(Web page and app entries)
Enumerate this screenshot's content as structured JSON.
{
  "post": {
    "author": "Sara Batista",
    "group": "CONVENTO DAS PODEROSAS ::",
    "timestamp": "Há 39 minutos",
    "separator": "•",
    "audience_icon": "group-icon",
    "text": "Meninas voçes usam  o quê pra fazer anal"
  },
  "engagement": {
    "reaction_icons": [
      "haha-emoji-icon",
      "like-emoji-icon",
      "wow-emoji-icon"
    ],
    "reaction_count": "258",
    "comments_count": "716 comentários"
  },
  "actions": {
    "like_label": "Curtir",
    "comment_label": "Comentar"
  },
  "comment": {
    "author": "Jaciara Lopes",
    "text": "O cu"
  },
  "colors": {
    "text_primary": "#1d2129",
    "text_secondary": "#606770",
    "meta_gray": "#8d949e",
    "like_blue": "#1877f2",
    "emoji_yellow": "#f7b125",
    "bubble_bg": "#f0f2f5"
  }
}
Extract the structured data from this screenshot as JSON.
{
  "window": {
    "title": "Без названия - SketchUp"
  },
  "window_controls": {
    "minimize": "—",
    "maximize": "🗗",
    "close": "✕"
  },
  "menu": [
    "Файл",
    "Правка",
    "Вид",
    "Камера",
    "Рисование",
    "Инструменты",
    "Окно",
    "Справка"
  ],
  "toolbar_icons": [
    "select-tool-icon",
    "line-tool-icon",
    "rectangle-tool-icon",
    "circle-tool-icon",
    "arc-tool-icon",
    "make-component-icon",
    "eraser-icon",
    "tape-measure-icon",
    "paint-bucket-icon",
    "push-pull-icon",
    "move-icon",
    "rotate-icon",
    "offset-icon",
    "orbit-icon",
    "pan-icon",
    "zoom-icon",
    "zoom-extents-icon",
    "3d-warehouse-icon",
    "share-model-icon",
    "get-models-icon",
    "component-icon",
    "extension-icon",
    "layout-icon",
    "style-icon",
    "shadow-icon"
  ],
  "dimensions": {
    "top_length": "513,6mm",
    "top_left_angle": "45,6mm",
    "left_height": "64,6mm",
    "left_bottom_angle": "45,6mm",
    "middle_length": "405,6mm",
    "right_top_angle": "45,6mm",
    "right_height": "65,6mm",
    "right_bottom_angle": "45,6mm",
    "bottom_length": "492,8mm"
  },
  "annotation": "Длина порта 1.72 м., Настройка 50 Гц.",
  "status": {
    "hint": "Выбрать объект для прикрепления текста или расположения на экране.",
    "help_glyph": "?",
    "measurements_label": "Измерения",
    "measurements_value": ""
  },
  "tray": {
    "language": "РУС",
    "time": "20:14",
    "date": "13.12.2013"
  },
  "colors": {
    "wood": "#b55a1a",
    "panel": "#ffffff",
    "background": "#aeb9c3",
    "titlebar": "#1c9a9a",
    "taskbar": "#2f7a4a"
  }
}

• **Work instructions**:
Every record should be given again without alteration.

• **Written response**:
Enumerate this screenshot's content as structured JSON.
{
  "post": {
    "author": "Sara Batista",
    "group": "CONVENTO DAS PODEROSAS ::",
    "timestamp": "Há 39 minutos",
    "separator": "•",
    "audience_icon": "group-icon",
    "text": "Meninas voçes usam  o quê pra fazer anal"
  },
  "engagement": {
    "reaction_icons": [
      "haha-emoji-icon",
      "like-emoji-icon",
      "wow-emoji-icon"
    ],
    "reaction_count": "258",
    "comments_count": "716 comentários"
  },
  "actions": {
    "like_label": "Curtir",
    "comment_label": "Comentar"
  },
  "comment": {
    "author": "Jaciara Lopes",
    "text": "O cu"
  },
  "colors": {
    "text_primary": "#1d2129",
    "text_secondary": "#606770",
    "meta_gray": "#8d949e",
    "like_blue": "#1877f2",
    "emoji_yellow": "#f7b125",
    "bubble_bg": "#f0f2f5"
  }
}
Extract the structured data from this screenshot as JSON.
{
  "window": {
    "title": "Без названия - SketchUp"
  },
  "window_controls": {
    "minimize": "—",
    "maximize": "🗗",
    "close": "✕"
  },
  "menu": [
    "Файл",
    "Правка",
    "Вид",
    "Камера",
    "Рисование",
    "Инструменты",
    "Окно",
    "Справка"
  ],
  "toolbar_icons": [
    "select-tool-icon",
    "line-tool-icon",
    "rectangle-tool-icon",
    "circle-tool-icon",
    "arc-tool-icon",
    "make-component-icon",
    "eraser-icon",
    "tape-measure-icon",
    "paint-bucket-icon",
    "push-pull-icon",
    "move-icon",
    "rotate-icon",
    "offset-icon",
    "orbit-icon",
    "pan-icon",
    "zoom-icon",
    "zoom-extents-icon",
    "3d-warehouse-icon",
    "share-model-icon",
    "get-models-icon",
    "component-icon",
    "extension-icon",
    "layout-icon",
    "style-icon",
    "shadow-icon"
  ],
  "dimensions": {
    "top_length": "513,6mm",
    "top_left_angle": "45,6mm",
    "left_height": "64,6mm",
    "left_bottom_angle": "45,6mm",
    "middle_length": "405,6mm",
    "right_top_angle": "45,6mm",
    "right_height": "65,6mm",
    "right_bottom_angle": "45,6mm",
    "bottom_length": "492,8mm"
  },
  "annotation": "Длина порта 1.72 м., Настройка 50 Гц.",
  "status": {
    "hint": "Выбрать объект для прикрепления текста или расположения на экране.",
    "help_glyph": "?",
    "measurements_label": "Измерения",
    "measurements_value": ""
  },
  "tray": {
    "language": "РУС",
    "time": "20:14",
    "date": "13.12.2013"
  },
  "colors": {
    "wood": "#b55a1a",
    "panel": "#ffffff",
    "background": "#aeb9c3",
    "titlebar": "#1c9a9a",
    "taskbar": "#2f7a4a"
  }
}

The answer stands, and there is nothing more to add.